Data records

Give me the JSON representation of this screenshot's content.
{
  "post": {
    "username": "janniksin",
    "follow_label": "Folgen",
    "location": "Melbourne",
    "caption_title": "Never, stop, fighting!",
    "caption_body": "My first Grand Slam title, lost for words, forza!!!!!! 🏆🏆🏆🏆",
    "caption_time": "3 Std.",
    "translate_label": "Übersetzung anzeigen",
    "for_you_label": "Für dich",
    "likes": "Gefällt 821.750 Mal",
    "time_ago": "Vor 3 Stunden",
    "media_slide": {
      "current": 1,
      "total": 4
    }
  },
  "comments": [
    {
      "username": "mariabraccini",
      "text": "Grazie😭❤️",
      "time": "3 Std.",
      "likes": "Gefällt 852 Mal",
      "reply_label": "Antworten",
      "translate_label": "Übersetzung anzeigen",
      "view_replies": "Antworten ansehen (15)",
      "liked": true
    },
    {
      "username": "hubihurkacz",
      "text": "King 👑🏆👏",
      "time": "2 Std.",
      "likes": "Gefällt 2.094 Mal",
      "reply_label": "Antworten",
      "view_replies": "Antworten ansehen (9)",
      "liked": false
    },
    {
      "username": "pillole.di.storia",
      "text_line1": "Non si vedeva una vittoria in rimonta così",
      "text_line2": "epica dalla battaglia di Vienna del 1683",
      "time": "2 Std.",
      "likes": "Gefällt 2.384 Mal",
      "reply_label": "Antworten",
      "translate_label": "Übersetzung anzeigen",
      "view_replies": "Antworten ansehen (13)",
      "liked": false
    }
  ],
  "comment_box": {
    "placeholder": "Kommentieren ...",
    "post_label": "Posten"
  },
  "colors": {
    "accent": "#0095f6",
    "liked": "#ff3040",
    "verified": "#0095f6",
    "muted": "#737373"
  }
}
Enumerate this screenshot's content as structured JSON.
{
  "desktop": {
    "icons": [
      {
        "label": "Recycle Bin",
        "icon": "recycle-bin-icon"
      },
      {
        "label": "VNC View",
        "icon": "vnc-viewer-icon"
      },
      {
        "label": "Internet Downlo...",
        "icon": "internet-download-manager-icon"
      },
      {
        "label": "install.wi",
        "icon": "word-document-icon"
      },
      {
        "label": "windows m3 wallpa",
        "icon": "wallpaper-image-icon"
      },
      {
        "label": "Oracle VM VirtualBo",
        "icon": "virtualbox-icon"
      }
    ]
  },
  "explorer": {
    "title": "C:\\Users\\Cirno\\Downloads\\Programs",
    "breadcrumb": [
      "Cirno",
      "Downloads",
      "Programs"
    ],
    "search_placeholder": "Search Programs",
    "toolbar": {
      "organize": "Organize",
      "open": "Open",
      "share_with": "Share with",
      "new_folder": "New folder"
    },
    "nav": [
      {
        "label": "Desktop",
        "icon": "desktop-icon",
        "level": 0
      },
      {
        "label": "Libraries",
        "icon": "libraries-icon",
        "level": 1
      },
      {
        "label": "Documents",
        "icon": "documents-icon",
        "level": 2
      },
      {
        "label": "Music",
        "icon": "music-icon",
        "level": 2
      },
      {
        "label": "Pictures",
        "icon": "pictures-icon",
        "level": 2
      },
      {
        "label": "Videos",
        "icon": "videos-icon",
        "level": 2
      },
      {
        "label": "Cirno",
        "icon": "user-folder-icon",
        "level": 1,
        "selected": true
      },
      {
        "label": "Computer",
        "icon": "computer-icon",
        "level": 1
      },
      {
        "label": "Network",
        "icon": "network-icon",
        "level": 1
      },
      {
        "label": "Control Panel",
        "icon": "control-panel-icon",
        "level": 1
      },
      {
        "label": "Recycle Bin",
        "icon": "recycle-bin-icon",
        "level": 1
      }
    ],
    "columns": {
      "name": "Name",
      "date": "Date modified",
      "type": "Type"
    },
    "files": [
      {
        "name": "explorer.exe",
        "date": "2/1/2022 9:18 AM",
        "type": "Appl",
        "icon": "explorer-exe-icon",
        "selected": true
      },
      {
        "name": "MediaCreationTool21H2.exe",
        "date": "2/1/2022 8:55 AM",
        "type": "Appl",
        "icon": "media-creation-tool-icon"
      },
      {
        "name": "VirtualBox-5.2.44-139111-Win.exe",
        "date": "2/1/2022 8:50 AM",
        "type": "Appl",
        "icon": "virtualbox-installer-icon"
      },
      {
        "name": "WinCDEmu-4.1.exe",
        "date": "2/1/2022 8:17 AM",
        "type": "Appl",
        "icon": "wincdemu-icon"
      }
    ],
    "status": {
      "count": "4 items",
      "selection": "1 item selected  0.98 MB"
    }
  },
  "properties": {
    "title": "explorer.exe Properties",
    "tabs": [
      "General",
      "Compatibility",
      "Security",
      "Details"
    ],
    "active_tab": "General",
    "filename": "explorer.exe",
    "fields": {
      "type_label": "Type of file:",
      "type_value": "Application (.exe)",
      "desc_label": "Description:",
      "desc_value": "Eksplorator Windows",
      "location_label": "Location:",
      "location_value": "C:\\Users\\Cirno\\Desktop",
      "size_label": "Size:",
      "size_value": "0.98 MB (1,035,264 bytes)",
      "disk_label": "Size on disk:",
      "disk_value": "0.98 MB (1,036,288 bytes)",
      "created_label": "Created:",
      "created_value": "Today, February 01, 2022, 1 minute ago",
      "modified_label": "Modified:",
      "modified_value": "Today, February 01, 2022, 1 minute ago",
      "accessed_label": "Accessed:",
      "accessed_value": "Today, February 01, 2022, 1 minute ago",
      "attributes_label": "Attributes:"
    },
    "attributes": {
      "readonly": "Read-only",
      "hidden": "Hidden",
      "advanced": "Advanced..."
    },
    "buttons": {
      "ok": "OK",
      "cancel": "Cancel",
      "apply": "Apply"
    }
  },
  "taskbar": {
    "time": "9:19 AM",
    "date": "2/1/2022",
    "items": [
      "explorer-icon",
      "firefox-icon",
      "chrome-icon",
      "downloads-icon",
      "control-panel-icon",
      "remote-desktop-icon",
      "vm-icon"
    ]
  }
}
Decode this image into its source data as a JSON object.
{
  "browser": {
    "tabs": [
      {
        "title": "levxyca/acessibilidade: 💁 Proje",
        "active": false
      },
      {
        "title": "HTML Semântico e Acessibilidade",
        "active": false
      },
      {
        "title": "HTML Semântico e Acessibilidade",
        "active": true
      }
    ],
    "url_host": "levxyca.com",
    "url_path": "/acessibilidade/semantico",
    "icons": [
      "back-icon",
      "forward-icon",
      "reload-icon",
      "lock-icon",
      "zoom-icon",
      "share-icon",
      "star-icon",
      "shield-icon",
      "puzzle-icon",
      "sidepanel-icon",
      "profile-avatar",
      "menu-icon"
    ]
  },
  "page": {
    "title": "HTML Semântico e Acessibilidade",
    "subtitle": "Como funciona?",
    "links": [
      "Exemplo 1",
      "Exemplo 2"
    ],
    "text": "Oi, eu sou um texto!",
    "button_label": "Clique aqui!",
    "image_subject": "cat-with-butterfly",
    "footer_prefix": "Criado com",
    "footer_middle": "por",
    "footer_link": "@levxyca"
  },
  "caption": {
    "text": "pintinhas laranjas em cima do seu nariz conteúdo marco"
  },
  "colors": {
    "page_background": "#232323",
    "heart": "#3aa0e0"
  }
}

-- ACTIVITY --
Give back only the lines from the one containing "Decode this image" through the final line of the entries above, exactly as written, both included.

-- ANSWER SPACE --
Decode this image into its source data as a JSON object.
{
  "browser": {
    "tabs": [
      {
        "title": "levxyca/acessibilidade: 💁 Proje",
        "active": false
      },
      {
        "title": "HTML Semântico e Acessibilidade",
        "active": false
      },
      {
        "title": "HTML Semântico e Acessibilidade",
        "active": true
      }
    ],
    "url_host": "levxyca.com",
    "url_path": "/acessibilidade/semantico",
    "icons": [
      "back-icon",
      "forward-icon",
      "reload-icon",
      "lock-icon",
      "zoom-icon",
      "share-icon",
      "star-icon",
      "shield-icon",
      "puzzle-icon",
      "sidepanel-icon",
      "profile-avatar",
      "menu-icon"
    ]
  },
  "page": {
    "title": "HTML Semântico e Acessibilidade",
    "subtitle": "Como funciona?",
    "links": [
      "Exemplo 1",
      "Exemplo 2"
    ],
    "text": "Oi, eu sou um texto!",
    "button_label": "Clique aqui!",
    "image_subject": "cat-with-butterfly",
    "footer_prefix": "Criado com",
    "footer_middle": "por",
    "footer_link": "@levxyca"
  },
  "caption": {
    "text": "pintinhas laranjas em cima do seu nariz conteúdo marco"
  },
  "colors": {
    "page_background": "#232323",
    "heart": "#3aa0e0"
  }
}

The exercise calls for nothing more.